Sudhe had been given a bad name that killed it when it fell into disfavour.
In the later Middle Ages these interpretative poems which had been added to the basic Mass structure fell into disfavour.
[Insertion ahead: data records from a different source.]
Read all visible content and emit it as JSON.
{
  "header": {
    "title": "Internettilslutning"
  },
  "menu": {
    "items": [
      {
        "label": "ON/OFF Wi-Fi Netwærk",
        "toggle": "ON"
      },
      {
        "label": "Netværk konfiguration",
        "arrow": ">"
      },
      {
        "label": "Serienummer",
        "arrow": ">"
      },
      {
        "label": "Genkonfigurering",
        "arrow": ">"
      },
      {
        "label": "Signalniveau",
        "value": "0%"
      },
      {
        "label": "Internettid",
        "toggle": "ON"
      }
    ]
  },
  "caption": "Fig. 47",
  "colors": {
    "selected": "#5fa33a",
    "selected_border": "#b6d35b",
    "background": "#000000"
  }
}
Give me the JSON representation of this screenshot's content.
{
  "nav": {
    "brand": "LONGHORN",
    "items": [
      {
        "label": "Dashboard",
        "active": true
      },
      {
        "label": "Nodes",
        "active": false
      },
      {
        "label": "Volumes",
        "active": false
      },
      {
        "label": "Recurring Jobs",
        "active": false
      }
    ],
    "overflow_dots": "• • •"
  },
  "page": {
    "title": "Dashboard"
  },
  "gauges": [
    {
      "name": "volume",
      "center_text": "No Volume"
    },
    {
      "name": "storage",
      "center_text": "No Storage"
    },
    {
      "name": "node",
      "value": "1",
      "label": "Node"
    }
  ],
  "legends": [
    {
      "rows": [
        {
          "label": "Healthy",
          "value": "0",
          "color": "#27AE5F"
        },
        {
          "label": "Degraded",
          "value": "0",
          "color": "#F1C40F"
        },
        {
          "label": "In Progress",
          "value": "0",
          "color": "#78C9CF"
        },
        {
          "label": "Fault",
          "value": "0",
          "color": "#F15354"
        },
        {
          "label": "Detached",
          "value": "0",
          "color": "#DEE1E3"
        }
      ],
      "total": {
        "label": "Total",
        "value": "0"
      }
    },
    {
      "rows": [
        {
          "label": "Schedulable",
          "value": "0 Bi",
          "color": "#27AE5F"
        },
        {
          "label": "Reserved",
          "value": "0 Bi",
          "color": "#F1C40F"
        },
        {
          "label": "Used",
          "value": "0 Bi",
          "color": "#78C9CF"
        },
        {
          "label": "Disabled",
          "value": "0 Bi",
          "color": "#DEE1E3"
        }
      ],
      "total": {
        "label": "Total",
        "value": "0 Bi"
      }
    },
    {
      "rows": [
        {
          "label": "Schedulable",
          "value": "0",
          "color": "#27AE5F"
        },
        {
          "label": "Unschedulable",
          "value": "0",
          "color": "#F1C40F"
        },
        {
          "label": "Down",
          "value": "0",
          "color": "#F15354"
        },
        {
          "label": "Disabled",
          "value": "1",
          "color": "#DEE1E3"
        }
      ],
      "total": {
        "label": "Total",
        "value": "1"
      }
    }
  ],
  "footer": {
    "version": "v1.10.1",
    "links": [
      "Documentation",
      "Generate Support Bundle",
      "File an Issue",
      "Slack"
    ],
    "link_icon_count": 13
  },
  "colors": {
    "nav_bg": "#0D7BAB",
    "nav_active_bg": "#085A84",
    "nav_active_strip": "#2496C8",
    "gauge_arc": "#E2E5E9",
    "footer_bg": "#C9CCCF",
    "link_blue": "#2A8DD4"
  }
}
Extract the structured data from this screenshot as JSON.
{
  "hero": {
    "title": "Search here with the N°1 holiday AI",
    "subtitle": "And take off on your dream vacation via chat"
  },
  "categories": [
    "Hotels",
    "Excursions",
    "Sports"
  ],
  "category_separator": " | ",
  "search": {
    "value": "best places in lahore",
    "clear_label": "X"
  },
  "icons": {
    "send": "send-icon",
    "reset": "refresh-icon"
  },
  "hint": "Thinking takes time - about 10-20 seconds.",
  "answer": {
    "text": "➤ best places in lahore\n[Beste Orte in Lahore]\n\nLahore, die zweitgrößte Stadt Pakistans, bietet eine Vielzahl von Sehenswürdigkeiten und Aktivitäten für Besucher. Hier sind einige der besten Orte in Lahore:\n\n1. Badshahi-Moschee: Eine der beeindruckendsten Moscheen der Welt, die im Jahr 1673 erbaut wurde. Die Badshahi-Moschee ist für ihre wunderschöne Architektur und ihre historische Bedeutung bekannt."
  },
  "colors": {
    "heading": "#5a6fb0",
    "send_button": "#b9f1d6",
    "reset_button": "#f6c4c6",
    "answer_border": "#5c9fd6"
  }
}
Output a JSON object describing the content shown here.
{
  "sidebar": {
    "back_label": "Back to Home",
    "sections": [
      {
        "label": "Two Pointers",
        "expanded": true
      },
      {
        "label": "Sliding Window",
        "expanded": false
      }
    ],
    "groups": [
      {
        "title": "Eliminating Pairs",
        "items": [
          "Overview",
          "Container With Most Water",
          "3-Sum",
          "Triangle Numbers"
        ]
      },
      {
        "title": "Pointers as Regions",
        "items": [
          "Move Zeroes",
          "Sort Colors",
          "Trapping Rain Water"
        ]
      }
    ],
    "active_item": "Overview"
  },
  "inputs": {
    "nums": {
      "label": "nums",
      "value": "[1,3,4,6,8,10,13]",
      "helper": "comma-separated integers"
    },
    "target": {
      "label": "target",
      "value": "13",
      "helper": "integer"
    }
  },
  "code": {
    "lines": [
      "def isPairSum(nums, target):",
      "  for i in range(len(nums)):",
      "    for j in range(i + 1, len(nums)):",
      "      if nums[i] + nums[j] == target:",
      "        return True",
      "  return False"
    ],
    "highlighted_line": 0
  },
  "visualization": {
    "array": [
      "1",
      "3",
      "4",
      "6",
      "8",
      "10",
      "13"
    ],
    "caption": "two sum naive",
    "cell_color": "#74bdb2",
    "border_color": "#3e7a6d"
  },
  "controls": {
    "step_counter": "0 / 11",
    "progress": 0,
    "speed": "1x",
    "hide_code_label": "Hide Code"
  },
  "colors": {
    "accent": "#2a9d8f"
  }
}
Reformation historians have largely neglected the significance of this aspect of the abolition of the liturgy with its processions and symbolism which was the final destruction of a whole way of spiritual life, a destruction completed by the Council of Trent.
PARIS: France's ambassador to UNESCO, the former minister Rama Yade who fell into disfavour with President Nicolas Sarkozy, has decided to resign to join an ally's campaign to unseat him.
Dumeril and Magendie confirmed his findings in 1829 on human cadavers and despite Leroy's invention of a safety bellows, the practice of artificial inflation of the lungs fell into disfavour for many years.
With the release of the results from three randomised controlled trials (RCTs) in the mid-1980s and 1990s, the PASG fell into disfavour with emergency medicine and came to be called one of the most controversial pre-hospital interventions.
That is because, for largely political reasons, his ideas fell into disfavour in the USSR at around the time when he died (at the age of only 38 years).